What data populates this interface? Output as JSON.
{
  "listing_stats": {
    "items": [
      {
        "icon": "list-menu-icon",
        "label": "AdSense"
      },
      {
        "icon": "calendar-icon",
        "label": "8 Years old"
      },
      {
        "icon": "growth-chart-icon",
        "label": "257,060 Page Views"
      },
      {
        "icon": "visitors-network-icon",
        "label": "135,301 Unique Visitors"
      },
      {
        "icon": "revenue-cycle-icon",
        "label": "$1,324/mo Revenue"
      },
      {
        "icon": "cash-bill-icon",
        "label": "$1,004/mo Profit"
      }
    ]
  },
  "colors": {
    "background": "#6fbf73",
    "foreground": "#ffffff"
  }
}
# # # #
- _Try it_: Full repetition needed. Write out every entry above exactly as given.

- _Result for this exercise_:
What data populates this interface? Output as JSON.
{
  "listing_stats": {
    "items": [
      {
        "icon": "list-menu-icon",
        "label": "AdSense"
      },
      {
        "icon": "calendar-icon",
        "label": "8 Years old"
      },
      {
        "icon": "growth-chart-icon",
        "label": "257,060 Page Views"
      },
      {
        "icon": "visitors-network-icon",
        "label": "135,301 Unique Visitors"
      },
      {
        "icon": "revenue-cycle-icon",
        "label": "$1,324/mo Revenue"
      },
      {
        "icon": "cash-bill-icon",
        "label": "$1,004/mo Profit"
      }
    ]
  },
  "colors": {
    "background": "#6fbf73",
    "foreground": "#ffffff"
  }
}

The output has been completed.